So, you woke up with a great story. All you have to do is get it down on paper. You've read through it over and over, checked it for errors and inconsistencies, and it looks fantastic. Right? Uh, no. First of all, remember your English teacher telling you to never proof your own writing? Long story short, you are simply too close to it. The more times you read it, the more errors you overlook. You know exactly what you want to say, exactly what you mean to convey, but it takes another pair of eyes to determine how clear your message really is - a well-trained pair of eyes. That, my friend, is an editor. No one can take your work to the next level faster than the right editor, so let's talk briefly about some things to consider when choosing one.
First, how accurate is the editor's website and blog. This is often your first impression, and errors in the editor's post are indicative of carelessness. You know what that translates to - the same carelessness with your work.

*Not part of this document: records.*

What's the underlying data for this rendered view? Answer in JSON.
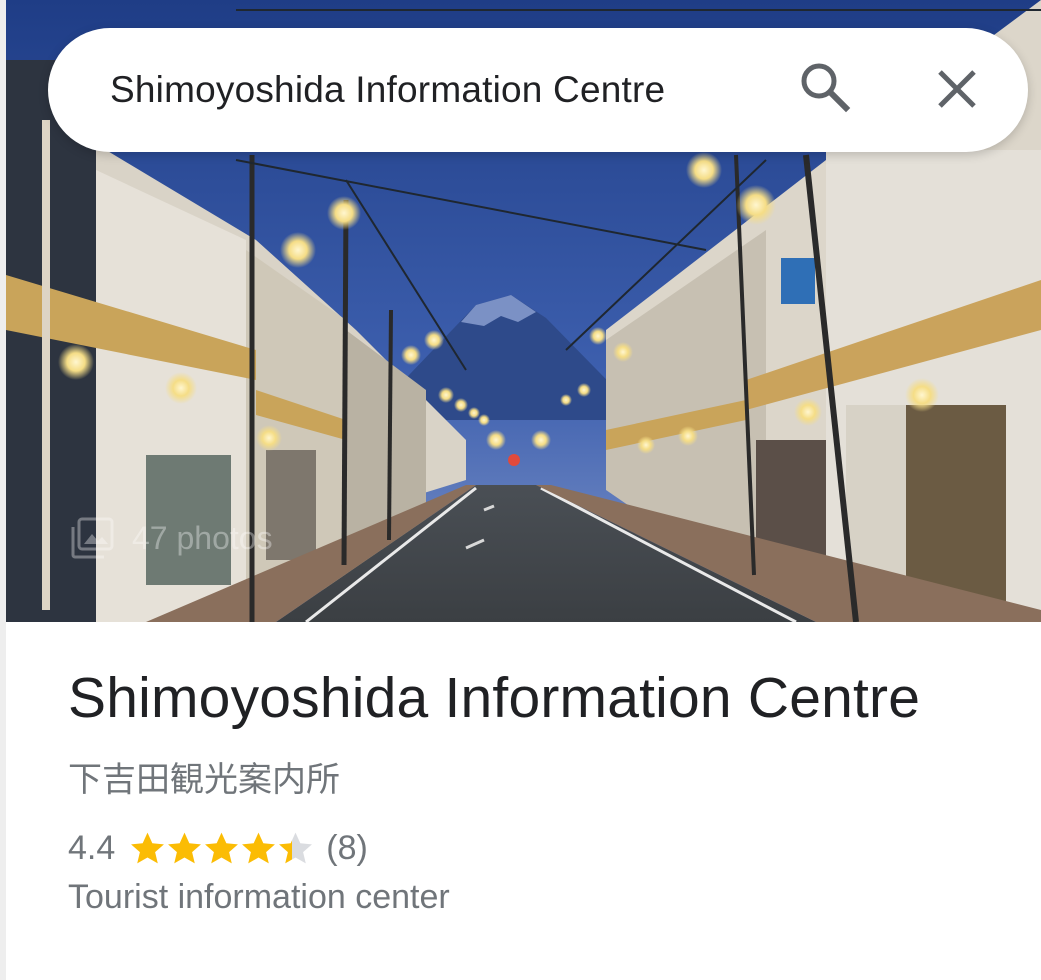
{
  "search": {
    "query": "Shimoyoshida Information Centre",
    "search_icon": "search-icon",
    "close_icon": "close-icon"
  },
  "photo": {
    "count_label": "47 photos",
    "icon": "photo-library-icon"
  },
  "place": {
    "name": "Shimoyoshida Information Centre",
    "native_name": "下吉田観光案内所",
    "rating": "4.4",
    "rating_value": 4.4,
    "rating_max": 5,
    "review_count": "(8)",
    "category": "Tourist information center"
  },
  "colors": {
    "star_filled": "#fbbc04",
    "star_empty": "#dadce0",
    "secondary_text": "#70757a",
    "primary_text": "#202124"
  }
}
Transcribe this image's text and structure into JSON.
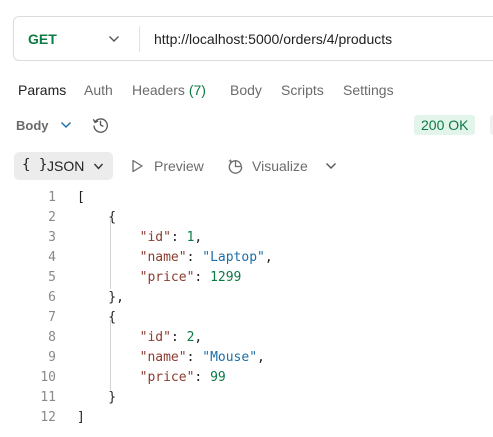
{
  "request": {
    "method": "GET",
    "url": "http://localhost:5000/orders/4/products"
  },
  "tabs": {
    "params": "Params",
    "auth": "Auth",
    "headers_label": "Headers",
    "headers_count": "(7)",
    "body": "Body",
    "scripts": "Scripts",
    "settings": "Settings"
  },
  "response": {
    "body_label": "Body",
    "status": "200 OK",
    "format_braces": "{ }",
    "format": "JSON",
    "preview": "Preview",
    "visualize": "Visualize"
  },
  "code_lines": [
    {
      "num": "1",
      "tokens": [
        {
          "t": "[",
          "c": "p"
        }
      ]
    },
    {
      "num": "2",
      "tokens": [
        {
          "t": "    {",
          "c": "p"
        }
      ]
    },
    {
      "num": "3",
      "tokens": [
        {
          "t": "        ",
          "c": "p"
        },
        {
          "t": "\"id\"",
          "c": "k"
        },
        {
          "t": ": ",
          "c": "p"
        },
        {
          "t": "1",
          "c": "n"
        },
        {
          "t": ",",
          "c": "p"
        }
      ]
    },
    {
      "num": "4",
      "tokens": [
        {
          "t": "        ",
          "c": "p"
        },
        {
          "t": "\"name\"",
          "c": "k"
        },
        {
          "t": ": ",
          "c": "p"
        },
        {
          "t": "\"Laptop\"",
          "c": "s"
        },
        {
          "t": ",",
          "c": "p"
        }
      ]
    },
    {
      "num": "5",
      "tokens": [
        {
          "t": "        ",
          "c": "p"
        },
        {
          "t": "\"price\"",
          "c": "k"
        },
        {
          "t": ": ",
          "c": "p"
        },
        {
          "t": "1299",
          "c": "n"
        }
      ]
    },
    {
      "num": "6",
      "tokens": [
        {
          "t": "    },",
          "c": "p"
        }
      ]
    },
    {
      "num": "7",
      "tokens": [
        {
          "t": "    {",
          "c": "p"
        }
      ]
    },
    {
      "num": "8",
      "tokens": [
        {
          "t": "        ",
          "c": "p"
        },
        {
          "t": "\"id\"",
          "c": "k"
        },
        {
          "t": ": ",
          "c": "p"
        },
        {
          "t": "2",
          "c": "n"
        },
        {
          "t": ",",
          "c": "p"
        }
      ]
    },
    {
      "num": "9",
      "tokens": [
        {
          "t": "        ",
          "c": "p"
        },
        {
          "t": "\"name\"",
          "c": "k"
        },
        {
          "t": ": ",
          "c": "p"
        },
        {
          "t": "\"Mouse\"",
          "c": "s"
        },
        {
          "t": ",",
          "c": "p"
        }
      ]
    },
    {
      "num": "10",
      "tokens": [
        {
          "t": "        ",
          "c": "p"
        },
        {
          "t": "\"price\"",
          "c": "k"
        },
        {
          "t": ": ",
          "c": "p"
        },
        {
          "t": "99",
          "c": "n"
        }
      ]
    },
    {
      "num": "11",
      "tokens": [
        {
          "t": "    }",
          "c": "p"
        }
      ]
    },
    {
      "num": "12",
      "tokens": [
        {
          "t": "]",
          "c": "p"
        }
      ]
    }
  ],
  "icons": {
    "method_dropdown": "chevron-down-icon",
    "body_dropdown": "chevron-down-icon",
    "history": "history-icon",
    "format_dropdown": "chevron-down-icon",
    "preview": "play-icon",
    "visualize": "visualize-icon",
    "more": "chevron-down-icon"
  },
  "colors": {
    "method": "#0c7a43",
    "status_bg": "#e3f5ea",
    "status_text": "#0c7a43",
    "json_key": "#8b3d2e",
    "json_string": "#1b6ea8",
    "json_number": "#0c7a43"
  }
}
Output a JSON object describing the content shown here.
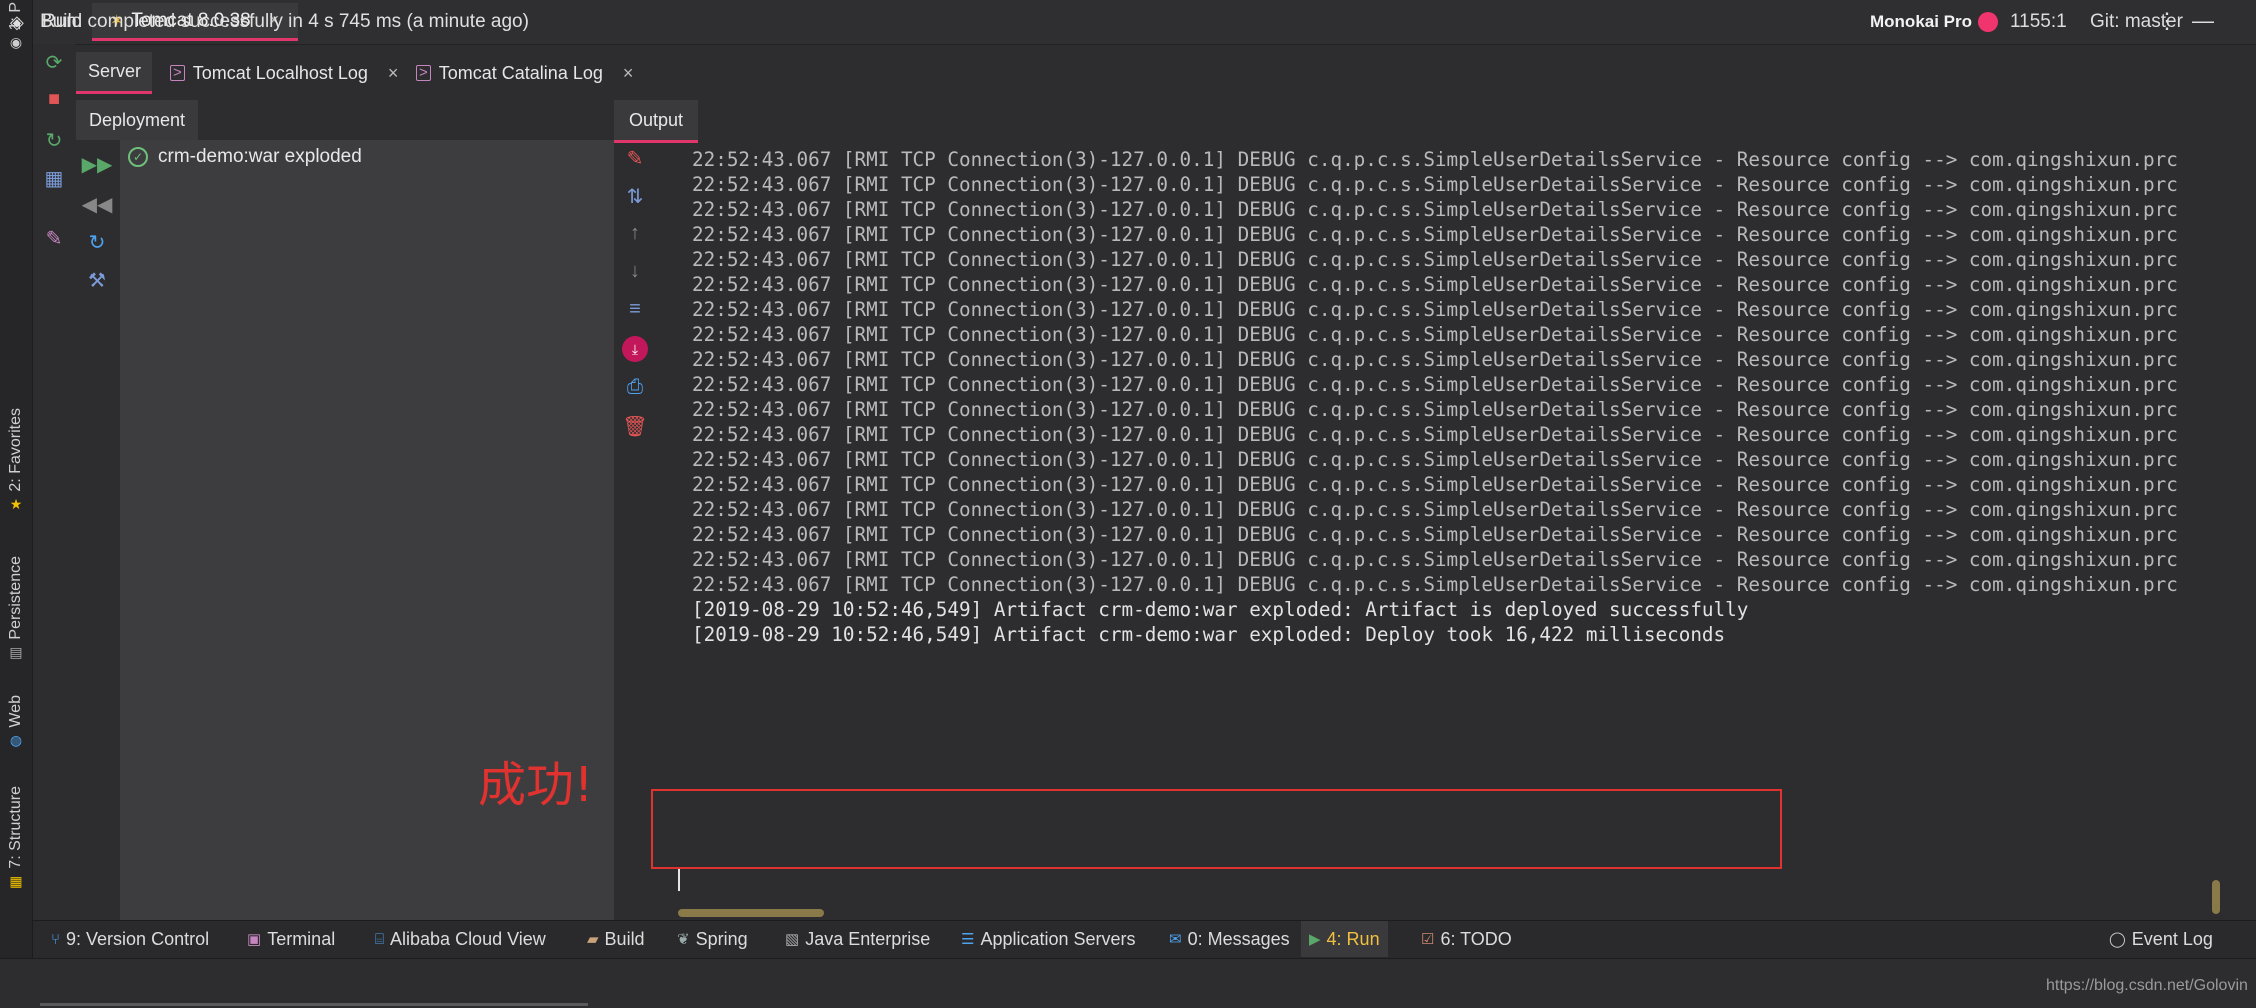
{
  "left_strip": {
    "tabs": [
      {
        "label": "1: P",
        "icon": "project-icon"
      },
      {
        "label": "2: Favorites",
        "icon": "star-icon"
      },
      {
        "label": "Persistence",
        "icon": "persistence-icon"
      },
      {
        "label": "Web",
        "icon": "globe-icon"
      },
      {
        "label": "7: Structure",
        "icon": "structure-icon"
      }
    ]
  },
  "run_header": {
    "label": "Run:",
    "tab_label": "Tomcat 8.0.38",
    "close": "×",
    "menu": "⋮",
    "minimize": "—"
  },
  "sub_tabs": {
    "server": "Server",
    "localhost_log": "Tomcat Localhost Log",
    "catalina_log": "Tomcat Catalina Log",
    "close": "×"
  },
  "deployment": {
    "header": "Deployment",
    "items": [
      "crm-demo:war exploded"
    ]
  },
  "annotation": {
    "text": "成功!"
  },
  "output": {
    "header": "Output",
    "debug_lines": [
      "22:52:43.067 [RMI TCP Connection(3)-127.0.0.1] DEBUG c.q.p.c.s.SimpleUserDetailsService - Resource config --> com.qingshixun.prc",
      "22:52:43.067 [RMI TCP Connection(3)-127.0.0.1] DEBUG c.q.p.c.s.SimpleUserDetailsService - Resource config --> com.qingshixun.prc",
      "22:52:43.067 [RMI TCP Connection(3)-127.0.0.1] DEBUG c.q.p.c.s.SimpleUserDetailsService - Resource config --> com.qingshixun.prc",
      "22:52:43.067 [RMI TCP Connection(3)-127.0.0.1] DEBUG c.q.p.c.s.SimpleUserDetailsService - Resource config --> com.qingshixun.prc",
      "22:52:43.067 [RMI TCP Connection(3)-127.0.0.1] DEBUG c.q.p.c.s.SimpleUserDetailsService - Resource config --> com.qingshixun.prc",
      "22:52:43.067 [RMI TCP Connection(3)-127.0.0.1] DEBUG c.q.p.c.s.SimpleUserDetailsService - Resource config --> com.qingshixun.prc",
      "22:52:43.067 [RMI TCP Connection(3)-127.0.0.1] DEBUG c.q.p.c.s.SimpleUserDetailsService - Resource config --> com.qingshixun.prc",
      "22:52:43.067 [RMI TCP Connection(3)-127.0.0.1] DEBUG c.q.p.c.s.SimpleUserDetailsService - Resource config --> com.qingshixun.prc",
      "22:52:43.067 [RMI TCP Connection(3)-127.0.0.1] DEBUG c.q.p.c.s.SimpleUserDetailsService - Resource config --> com.qingshixun.prc",
      "22:52:43.067 [RMI TCP Connection(3)-127.0.0.1] DEBUG c.q.p.c.s.SimpleUserDetailsService - Resource config --> com.qingshixun.prc",
      "22:52:43.067 [RMI TCP Connection(3)-127.0.0.1] DEBUG c.q.p.c.s.SimpleUserDetailsService - Resource config --> com.qingshixun.prc",
      "22:52:43.067 [RMI TCP Connection(3)-127.0.0.1] DEBUG c.q.p.c.s.SimpleUserDetailsService - Resource config --> com.qingshixun.prc",
      "22:52:43.067 [RMI TCP Connection(3)-127.0.0.1] DEBUG c.q.p.c.s.SimpleUserDetailsService - Resource config --> com.qingshixun.prc",
      "22:52:43.067 [RMI TCP Connection(3)-127.0.0.1] DEBUG c.q.p.c.s.SimpleUserDetailsService - Resource config --> com.qingshixun.prc",
      "22:52:43.067 [RMI TCP Connection(3)-127.0.0.1] DEBUG c.q.p.c.s.SimpleUserDetailsService - Resource config --> com.qingshixun.prc",
      "22:52:43.067 [RMI TCP Connection(3)-127.0.0.1] DEBUG c.q.p.c.s.SimpleUserDetailsService - Resource config --> com.qingshixun.prc",
      "22:52:43.067 [RMI TCP Connection(3)-127.0.0.1] DEBUG c.q.p.c.s.SimpleUserDetailsService - Resource config --> com.qingshixun.prc",
      "22:52:43.067 [RMI TCP Connection(3)-127.0.0.1] DEBUG c.q.p.c.s.SimpleUserDetailsService - Resource config --> com.qingshixun.prc"
    ],
    "success_lines": [
      "[2019-08-29 10:52:46,549] Artifact crm-demo:war exploded: Artifact is deployed successfully",
      "[2019-08-29 10:52:46,549] Artifact crm-demo:war exploded: Deploy took 16,422 milliseconds"
    ]
  },
  "bottom_bar": {
    "tabs": [
      {
        "label": "9: Version Control",
        "icon": "branch-icon"
      },
      {
        "label": "Terminal",
        "icon": "terminal-icon"
      },
      {
        "label": "Alibaba Cloud View",
        "icon": "cloud-icon"
      },
      {
        "label": "Build",
        "icon": "build-icon"
      },
      {
        "label": "Spring",
        "icon": "spring-icon"
      },
      {
        "label": "Java Enterprise",
        "icon": "java-enterprise-icon"
      },
      {
        "label": "Application Servers",
        "icon": "servers-icon"
      },
      {
        "label": "0: Messages",
        "icon": "messages-icon"
      },
      {
        "label": "4: Run",
        "icon": "run-icon"
      },
      {
        "label": "6: TODO",
        "icon": "todo-icon"
      }
    ],
    "event_log": "Event Log"
  },
  "status_bar": {
    "message": "Build completed successfully in 4 s 745 ms (a minute ago)",
    "theme": "Monokai Pro",
    "caret": "1155:1",
    "git": "Git: master",
    "watermark": "https://blog.csdn.net/Golovin"
  },
  "colors": {
    "accent": "#e0366c",
    "annotation": "#e0322f",
    "success_check": "#6ec07a"
  }
}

A few other things to consider are whether the editor enjoys reading or writing in your genre or sub genre. How many books have they read in your genre? Experience is the best teacher, and in order to know what is expected, editors have to read lots of books. Go figure!
Another step I'd suggest you take is to read some of the editor's work. If you don't like their style or enjoy their story, well, you get the picture.
Finally, consider the time frame, cost, and editing style. Yes, there are styles involved. Some editors try to write your book for you, some have absolutely nothing positive to say, and others have learned the age-old art of offering healthy doses of encouragement to help you swallow the constructive criticism without developing an ulcer or giving up. Let's face it. Most artists have to deal with quite a bit more criticism than the average Josie. We live most of our lives under scrutiny, and everybody everywhere is a critic. The last thing you need is a cocky, condescending editor. You need your editor to be in your corner and have more positive things to say about your potential, even if they can't honestly say it about your work at the moment.
Finally, can you communicate with your editor easily and in a timely manner? Is s/he able to explain things to you so they are clear and you don't keep making the same mistakes? Your writing should get better every time you work on a project together, and I don't mean just that particular story. Long-term improvements should be your goal.
So, with those few things in mind, here's a sampling of a few freelance editors. You can sign up for my newsletter for a list of 45. Their links and Twitter handles are included in most cases so you can peruse their sites and take a look at the services they offer. Some even have testimonials from satisfied customers. I only have online connections with a few of them and even my list of 45 is far from conclusive, but the ones I've talked to are great people to know. Please feel free to offer the names of other editing experts in comments. Happy shopping!
6.@Swiftinkeditor (Jessica Swift Eldridge)
7.@Autiej (Autumn Conley)